(Prompt):
Lines containing "JSON" should be pulled from the material below.

(Records for this exercise):
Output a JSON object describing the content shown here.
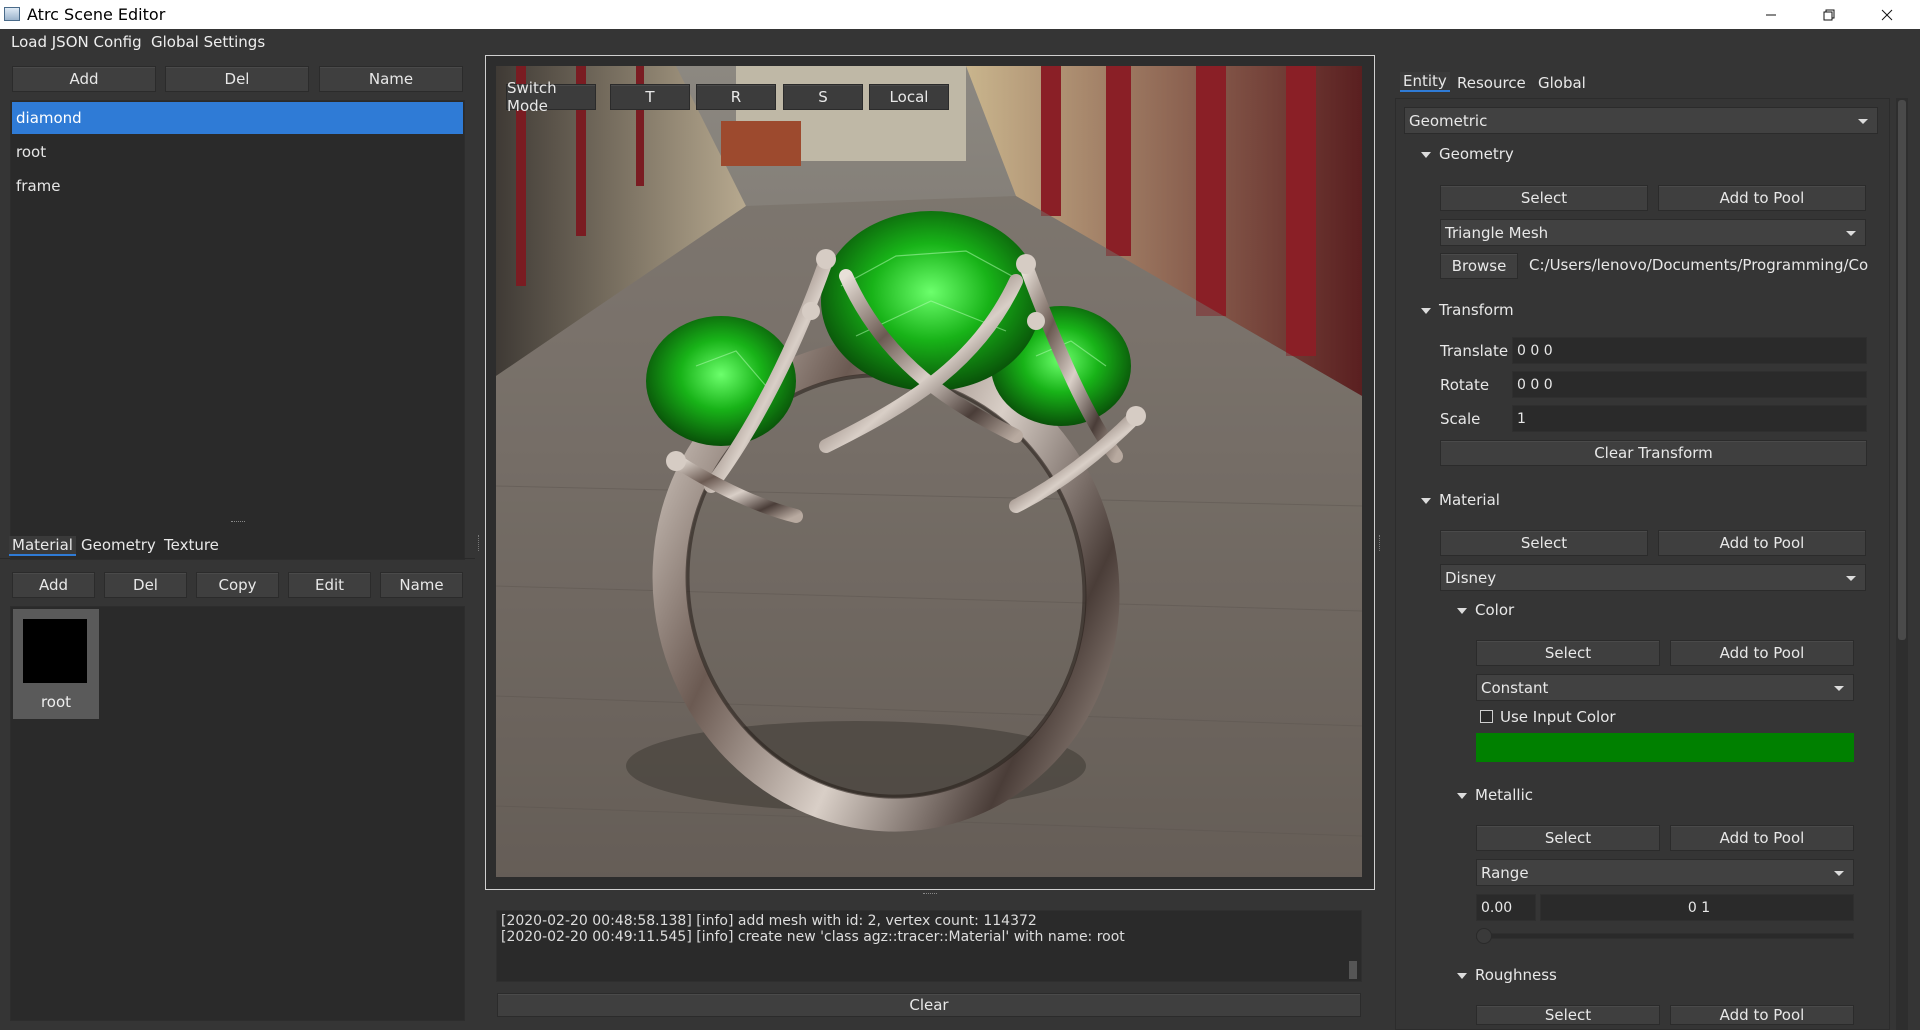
{
  "window": {
    "title": "Atrc Scene Editor"
  },
  "menubar": {
    "items": [
      "Load JSON Config",
      "Global Settings"
    ]
  },
  "entity_panel": {
    "buttons": [
      "Add",
      "Del",
      "Name"
    ],
    "items": [
      "diamond",
      "root",
      "frame"
    ]
  },
  "resource_panel": {
    "tabs": [
      "Material",
      "Geometry",
      "Texture"
    ],
    "buttons": [
      "Add",
      "Del",
      "Copy",
      "Edit",
      "Name"
    ],
    "thumbnail_label": "root"
  },
  "viewport": {
    "toolbar": [
      "Switch Mode",
      "T",
      "R",
      "S",
      "Local"
    ]
  },
  "console": {
    "lines": [
      "[2020-02-20 00:48:58.138] [info] add mesh with id: 2, vertex count: 114372",
      "[2020-02-20 00:49:11.545] [info] create new 'class agz::tracer::Material' with name: root"
    ],
    "clear_label": "Clear"
  },
  "properties": {
    "tabs": [
      "Entity",
      "Resource",
      "Global"
    ],
    "entity_type": "Geometric",
    "geometry": {
      "title": "Geometry",
      "select": "Select",
      "add_to_pool": "Add to Pool",
      "type": "Triangle Mesh",
      "browse": "Browse",
      "path": "C:/Users/lenovo/Documents/Programming/Co..."
    },
    "transform": {
      "title": "Transform",
      "translate_label": "Translate",
      "translate_value": "0 0 0",
      "rotate_label": "Rotate",
      "rotate_value": "0 0 0",
      "scale_label": "Scale",
      "scale_value": "1",
      "clear": "Clear Transform"
    },
    "material": {
      "title": "Material",
      "select": "Select",
      "add_to_pool": "Add to Pool",
      "type": "Disney",
      "color": {
        "title": "Color",
        "select": "Select",
        "add_to_pool": "Add to Pool",
        "type": "Constant",
        "use_input_label": "Use Input Color",
        "swatch_color": "#008000"
      },
      "metallic": {
        "title": "Metallic",
        "select": "Select",
        "add_to_pool": "Add to Pool",
        "type": "Range",
        "value": "0.00",
        "range": "0 1"
      },
      "roughness": {
        "title": "Roughness",
        "select": "Select",
        "add_to_pool": "Add to Pool"
      }
    }
  },
  "colors": {
    "selection": "#2f7bd6",
    "accent": "#2f7bd6"
  }
}
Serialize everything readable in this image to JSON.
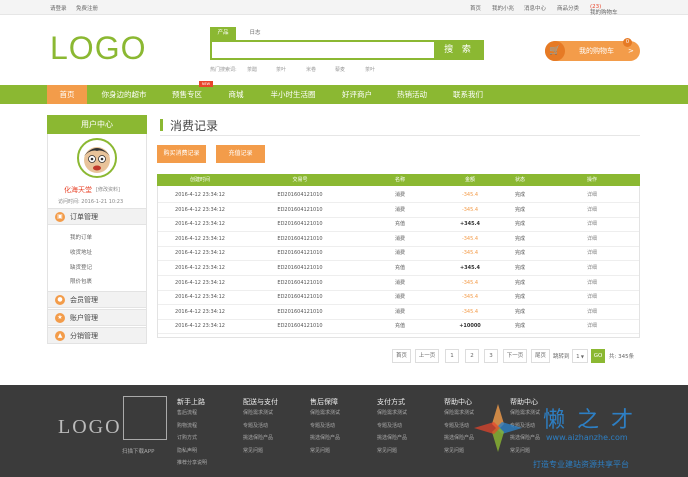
{
  "topbar": {
    "login": "请登录",
    "register": "免费注册",
    "links": [
      "首页",
      "我的小兆",
      "消息中心",
      "商品分类"
    ],
    "cart_label": "我的购物车",
    "cart_count": "(23)"
  },
  "header": {
    "logo": "LOGO",
    "search_tabs": [
      "产品",
      "日志"
    ],
    "search_button": "搜 索",
    "hot_label": "热门搜索词:",
    "hot_words": [
      "茶醋",
      "茶叶",
      "米卷",
      "藜麦",
      "茶叶"
    ],
    "cart_button": "我的购物车",
    "cart_arrow": ">",
    "cart_badge": "0"
  },
  "nav": {
    "items": [
      "首页",
      "你身边的超市",
      "预售专区",
      "商城",
      "半小时生活圈",
      "好评商户",
      "热销活动",
      "联系我们"
    ],
    "badge": "NEW"
  },
  "sidebar": {
    "title": "用户中心",
    "username": "化海天堂",
    "edit": "[修改资料]",
    "last_visit": "访问时间: 2016-1-21 10:23",
    "sections": [
      {
        "label": "订单管理",
        "items": [
          "我的订单",
          "收货地址",
          "缺货登记",
          "限价包裹"
        ]
      },
      {
        "label": "会员管理"
      },
      {
        "label": "账户管理"
      },
      {
        "label": "分销管理"
      }
    ]
  },
  "main": {
    "title": "消费记录",
    "buttons": [
      "购买消费记录",
      "充值记录"
    ],
    "columns": [
      "创建时间",
      "交易号",
      "名称",
      "金额",
      "状态",
      "操作"
    ],
    "rows": [
      {
        "time": "2016-4-12 23:34:12",
        "no": "ED201604121010",
        "name": "消费",
        "amount": "-345.4",
        "status": "完成",
        "op": "详细"
      },
      {
        "time": "2016-4-12 23:34:12",
        "no": "ED201604121010",
        "name": "消费",
        "amount": "-345.4",
        "status": "完成",
        "op": "详细"
      },
      {
        "time": "2016-4-12 23:34:12",
        "no": "ED201604121010",
        "name": "充值",
        "amount": "+345.4",
        "status": "完成",
        "op": "详细"
      },
      {
        "time": "2016-4-12 23:34:12",
        "no": "ED201604121010",
        "name": "消费",
        "amount": "-345.4",
        "status": "完成",
        "op": "详细"
      },
      {
        "time": "2016-4-12 23:34:12",
        "no": "ED201604121010",
        "name": "消费",
        "amount": "-345.4",
        "status": "完成",
        "op": "详细"
      },
      {
        "time": "2016-4-12 23:34:12",
        "no": "ED201604121010",
        "name": "充值",
        "amount": "+345.4",
        "status": "完成",
        "op": "详细"
      },
      {
        "time": "2016-4-12 23:34:12",
        "no": "ED201604121010",
        "name": "消费",
        "amount": "-345.4",
        "status": "完成",
        "op": "详细"
      },
      {
        "time": "2016-4-12 23:34:12",
        "no": "ED201604121010",
        "name": "消费",
        "amount": "-345.4",
        "status": "完成",
        "op": "详细"
      },
      {
        "time": "2016-4-12 23:34:12",
        "no": "ED201604121010",
        "name": "消费",
        "amount": "-345.4",
        "status": "完成",
        "op": "详细"
      },
      {
        "time": "2016-4-12 23:34:12",
        "no": "ED201604121010",
        "name": "充值",
        "amount": "+10000",
        "status": "完成",
        "op": "详细"
      }
    ],
    "pagination": {
      "first": "首页",
      "prev": "上一页",
      "pages": [
        "1",
        "2",
        "3"
      ],
      "next": "下一页",
      "last": "尾页",
      "jump_label": "跳转到",
      "jump_value": "1",
      "go": "GO",
      "total": "共: 345条"
    }
  },
  "footer": {
    "logo": "LOGO",
    "app_label": "扫描下载APP",
    "columns": [
      {
        "title": "新手上路",
        "links": [
          "售后流程",
          "购物流程",
          "订购方式",
          "隐私声明",
          "推荐分享说明"
        ]
      },
      {
        "title": "配送与支付",
        "links": [
          "保险需求测试",
          "专题及活动",
          "挑选保险产品",
          "常见问题"
        ]
      },
      {
        "title": "售后保障",
        "links": [
          "保险需求测试",
          "专题及活动",
          "挑选保险产品",
          "常见问题"
        ]
      },
      {
        "title": "支付方式",
        "links": [
          "保险需求测试",
          "专题及活动",
          "挑选保险产品",
          "常见问题"
        ]
      },
      {
        "title": "帮助中心",
        "links": [
          "保险需求测试",
          "专题及活动",
          "挑选保险产品",
          "常见问题"
        ]
      },
      {
        "title": "帮助中心",
        "links": [
          "保险需求测试",
          "专题及活动",
          "挑选保险产品",
          "常见问题"
        ]
      }
    ]
  },
  "watermark": {
    "text": "懒之才",
    "url": "www.aizhanzhe.com",
    "slogan": "打造专业建站资源共享平台"
  },
  "colors": {
    "green": "#8bb832",
    "orange": "#f39c4a",
    "footer": "#3b3b3b",
    "negative": "#f39c4a"
  }
}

(Solved problem):
Output a JSON object describing the content shown here.
      "Load JSON Config",
Serialize everything readable in this image to JSON.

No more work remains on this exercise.